We know of galaxies as massive systems of stars and other interstellar objects bound together by gravity, such as the Milky Way our solar system belongs to. Think of a galaxy as an entire human body. The earth is the universe, organ systems inside the human body are solar or planetary systems, and their respective organs are the stars and planets. Galaxies differ in shape, size and other characteristics in the same way that human bodies do. Hence we have galaxy classifications; one of them is symmetry and an example is an irregular galaxy.
An irregular galaxy has no rotational symmetry, the cause of which may be mere immaturity (think of a boy still experiencing pubertal changes with his body); collisions with other galaxies, or even just the mere interaction of its gravitational force with another galaxy. It may also be due to the ejection of energetic bubbles of gas which contribute to the galaxy having a blobby appearance. An example of an irregular galaxy is the Large Magellanic Cloud (LMC), a galaxy 163,000 light-years away in the Local Group near the constellation Dorado.

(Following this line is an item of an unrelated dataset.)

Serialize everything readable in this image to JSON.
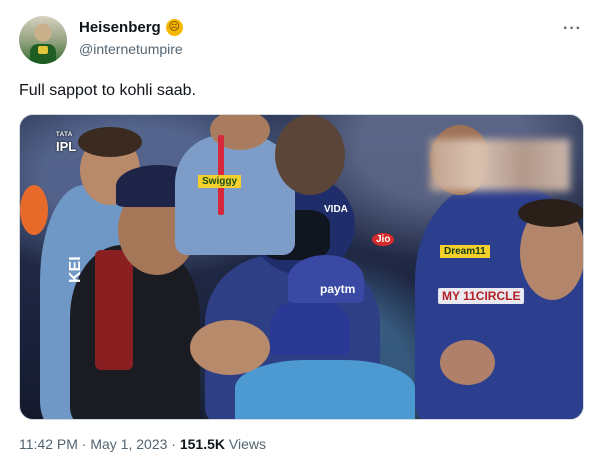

Its irregular shape is speculated to have been due to disturbance such as the collision of two galaxies.
Quick glance at Irregular Galaxies